Watching the events onIsrael’s Northern borders unfold yesterday, I was filled with trepidation. The pictures of thousands of Palestinian refugees storming the fences were a frightening foretaste of what’s to come. It has long been clear that the path of mass civil disobedience and non-violent resistance would be a much more successful route for Palestinian protest to adopt. Faced with tens of thousands of unarmed protestors,Israelwould have a hard time maintaining order, as we saw only too clearly yesterday.
I have long been tearing my hair out over the complete lack of a coherent right-wing plan. They say there’s no Palestinian partner, they refuse to stop building settlements, they say they won’t withdraw from the West Bank. There are a lot of things they say ‘no’ to. But what’s the ‘yes’. What’s the plan, guys? Tell people your destination so that they can decide if that’s where they want to go. I personally am still in favour of a two-state solution. That’s why I believe we have to sit down now, before it’s too late, and hammer out a peace agreement, however hard and painful that may be.
It seems the right-wing may have moved over to the bi-national state solution: hence the proposal apparently to be put before the Knesset by two Likud MK’s, Ze’ev Elkin and Miri Regev, in response to the Palestinian declaration of Independence. They propose annexing the West Bank and making it part ofIsrael. So that’s the plan? We’re going to annex the West Bank and make nearly 2.5 million Palestinians citizens of Israel? I personally would prefer two states, so that we’ll still have a Jewish state. That’s what I came here for.
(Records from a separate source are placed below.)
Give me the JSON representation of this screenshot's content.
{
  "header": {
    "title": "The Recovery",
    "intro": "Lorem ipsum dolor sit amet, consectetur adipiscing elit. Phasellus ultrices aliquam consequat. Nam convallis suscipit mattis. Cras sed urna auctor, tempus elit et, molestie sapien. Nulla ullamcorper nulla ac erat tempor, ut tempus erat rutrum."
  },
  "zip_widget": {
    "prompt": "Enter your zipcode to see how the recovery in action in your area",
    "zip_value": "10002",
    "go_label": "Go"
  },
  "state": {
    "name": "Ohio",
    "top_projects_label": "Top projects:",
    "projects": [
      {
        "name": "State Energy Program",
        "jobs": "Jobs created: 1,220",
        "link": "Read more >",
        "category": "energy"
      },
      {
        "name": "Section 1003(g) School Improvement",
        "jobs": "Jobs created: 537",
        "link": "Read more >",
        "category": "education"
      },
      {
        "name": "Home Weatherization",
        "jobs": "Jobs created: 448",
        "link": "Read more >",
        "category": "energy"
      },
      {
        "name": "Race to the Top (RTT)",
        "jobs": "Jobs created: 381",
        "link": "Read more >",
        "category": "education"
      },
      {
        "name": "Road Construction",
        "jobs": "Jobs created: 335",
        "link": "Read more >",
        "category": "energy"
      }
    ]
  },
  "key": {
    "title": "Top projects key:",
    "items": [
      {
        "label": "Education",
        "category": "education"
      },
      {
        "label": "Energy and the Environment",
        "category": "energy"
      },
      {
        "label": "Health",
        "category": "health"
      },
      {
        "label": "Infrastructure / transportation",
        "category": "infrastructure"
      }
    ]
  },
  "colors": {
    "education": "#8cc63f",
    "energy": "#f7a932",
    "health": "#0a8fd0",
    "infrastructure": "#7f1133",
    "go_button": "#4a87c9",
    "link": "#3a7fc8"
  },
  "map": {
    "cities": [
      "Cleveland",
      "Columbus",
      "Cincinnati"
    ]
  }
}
Or are we going to annex the West Bank and not grant citizenship, officially making us into an Apartheid state. Or are we, God forbid, planning to go the ethnic cleansing route and expel the Palestinians? Those are two options I’m not prepared to live with.
If we don’t have a plan and take some initiative, we will be forced to react to events as they unfold. Yesterday’s experiences suggest that may not be the best way to go. Time is not on Israel’s side. As the pace of change around us increases, attempting to maintain the status quo and avoid being swept away by the tides of change becomes increasingly difficult. WHAT’S THE PLAN?